Many years after the last line was written in Harry Potter and the Deathly Hallows, the youth literature movement seems no signs of letting up.
Back in the early 2000s, Harry Potter was seen as a unique – and rather curious – phenomena. At the time, the literary world had gone decades without anything really motivating the younger audience to read. It was often thought that fiction would perhaps die out one day and be replaced by YouTube, blogging, and of course television.
Something interesting happened though when J.K. Rowlings‘ tales of a young wizard gained record-breaking appeal amongst a new generation of young people. It sparked a renewed interest in reading, and in storytelling. What some may have thought was a fluke, a one-trick pony, an aberration in the natural decline of more sophisticated entertainment, quite the opposite has happened.
Before Harry Potter ended, Twilight came into pop culture and established another niche in the young reader world. His Dark Materials, Abarat, The Hunger Games, Vampire Academy, Percy Jackson, The Immortals and about another dozen or so series have captured the imagination of the younger audience.
That audience is has grown up by ten years now, and are starting to read more. No, they didn’t stop when Voldermort was finally defeated or when Bella finally turned into a vampire, they continued reading older novels, more adult novels, and of course the latest popular teen lit series.
This is promising for the future of entertainment as far as writing and reading are concerned. Books on the other hand, may still be doomed. Even with the rise in reading, the traditional book may be going the way of the cassette tape pretty soon.

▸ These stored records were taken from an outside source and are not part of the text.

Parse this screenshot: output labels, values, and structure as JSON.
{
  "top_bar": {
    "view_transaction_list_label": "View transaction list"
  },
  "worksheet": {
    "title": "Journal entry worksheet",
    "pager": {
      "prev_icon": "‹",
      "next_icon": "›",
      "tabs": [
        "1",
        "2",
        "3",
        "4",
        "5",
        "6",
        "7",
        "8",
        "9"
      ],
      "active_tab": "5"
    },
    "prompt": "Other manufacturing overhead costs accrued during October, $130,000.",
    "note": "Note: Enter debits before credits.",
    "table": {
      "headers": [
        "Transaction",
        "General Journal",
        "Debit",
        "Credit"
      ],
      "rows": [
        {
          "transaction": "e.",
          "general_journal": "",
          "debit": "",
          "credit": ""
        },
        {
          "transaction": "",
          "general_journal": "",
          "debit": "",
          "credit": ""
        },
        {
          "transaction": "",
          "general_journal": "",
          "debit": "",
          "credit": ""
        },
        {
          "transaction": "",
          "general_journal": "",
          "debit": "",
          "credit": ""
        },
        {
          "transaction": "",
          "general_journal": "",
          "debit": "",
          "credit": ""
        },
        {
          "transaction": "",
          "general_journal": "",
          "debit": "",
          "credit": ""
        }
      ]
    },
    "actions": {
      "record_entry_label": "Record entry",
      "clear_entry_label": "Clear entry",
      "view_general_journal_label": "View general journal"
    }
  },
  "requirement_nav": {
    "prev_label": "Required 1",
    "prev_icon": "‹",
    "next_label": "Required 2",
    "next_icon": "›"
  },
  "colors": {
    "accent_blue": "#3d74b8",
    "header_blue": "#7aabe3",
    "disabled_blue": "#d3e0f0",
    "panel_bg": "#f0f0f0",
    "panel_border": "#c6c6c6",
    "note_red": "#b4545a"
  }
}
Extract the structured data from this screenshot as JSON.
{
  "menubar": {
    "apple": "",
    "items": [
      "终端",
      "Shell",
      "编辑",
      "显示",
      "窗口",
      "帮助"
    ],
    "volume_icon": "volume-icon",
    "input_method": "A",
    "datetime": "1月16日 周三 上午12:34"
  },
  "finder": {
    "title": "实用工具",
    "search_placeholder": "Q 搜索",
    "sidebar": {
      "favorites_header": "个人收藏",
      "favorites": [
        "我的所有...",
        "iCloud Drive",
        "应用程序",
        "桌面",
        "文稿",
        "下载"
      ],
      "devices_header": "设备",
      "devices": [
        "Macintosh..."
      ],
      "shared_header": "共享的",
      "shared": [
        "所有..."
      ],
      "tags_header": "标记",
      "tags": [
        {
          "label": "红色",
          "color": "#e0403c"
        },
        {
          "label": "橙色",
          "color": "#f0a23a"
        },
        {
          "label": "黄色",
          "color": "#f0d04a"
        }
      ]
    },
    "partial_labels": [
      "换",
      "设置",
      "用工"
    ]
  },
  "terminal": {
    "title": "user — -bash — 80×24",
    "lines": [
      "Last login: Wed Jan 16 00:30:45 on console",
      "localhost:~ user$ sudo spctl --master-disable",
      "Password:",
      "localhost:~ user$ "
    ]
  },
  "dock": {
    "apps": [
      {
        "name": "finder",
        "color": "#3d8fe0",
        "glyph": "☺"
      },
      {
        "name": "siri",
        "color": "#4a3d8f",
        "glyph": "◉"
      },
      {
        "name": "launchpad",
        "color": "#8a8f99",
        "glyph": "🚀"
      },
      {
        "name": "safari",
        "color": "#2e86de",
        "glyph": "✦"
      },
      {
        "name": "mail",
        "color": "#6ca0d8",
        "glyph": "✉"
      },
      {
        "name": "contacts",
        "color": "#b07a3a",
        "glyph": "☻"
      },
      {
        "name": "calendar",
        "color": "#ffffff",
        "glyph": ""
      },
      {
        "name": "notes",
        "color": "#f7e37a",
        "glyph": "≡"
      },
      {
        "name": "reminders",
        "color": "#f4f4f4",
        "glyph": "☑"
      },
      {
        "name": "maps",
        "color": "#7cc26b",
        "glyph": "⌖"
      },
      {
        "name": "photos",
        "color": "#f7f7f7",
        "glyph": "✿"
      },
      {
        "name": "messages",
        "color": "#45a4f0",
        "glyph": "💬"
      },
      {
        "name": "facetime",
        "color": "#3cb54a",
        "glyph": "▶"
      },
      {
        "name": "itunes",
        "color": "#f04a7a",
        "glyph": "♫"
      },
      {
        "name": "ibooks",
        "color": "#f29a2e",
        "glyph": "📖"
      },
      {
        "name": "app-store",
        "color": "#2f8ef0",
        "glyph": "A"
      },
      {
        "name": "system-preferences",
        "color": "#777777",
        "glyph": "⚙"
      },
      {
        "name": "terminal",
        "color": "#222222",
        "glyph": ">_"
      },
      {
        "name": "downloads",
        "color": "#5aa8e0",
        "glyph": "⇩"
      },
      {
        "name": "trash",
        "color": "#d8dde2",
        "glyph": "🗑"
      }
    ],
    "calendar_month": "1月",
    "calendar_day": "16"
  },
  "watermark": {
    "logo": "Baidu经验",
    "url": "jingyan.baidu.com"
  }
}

Books will probably never go away completely. There is a core audience of readers who relish paper over pixels, but as many big chain book stores are closing, it may be only a matter of time when the actual physical book becomes a rare (and expensive) indulgence.
Whatever form literature takes, it’s good to know it’s not dying any time soon. Nor should anyone have thought it would. Storytelling, in all its forms, has an audience – and most other forms of storytelling often have their roots in fiction. Musicians cite authors or lines from novels, television and movies notoriously adapt the printed word into the visual world.
The only call now would be to originality. We don’t need anymore vampire love stories. Let’s get a bit more creative and perhaps make new monsters, new love stories, new ideas, and keep the art of storytelling vibrant and healthy.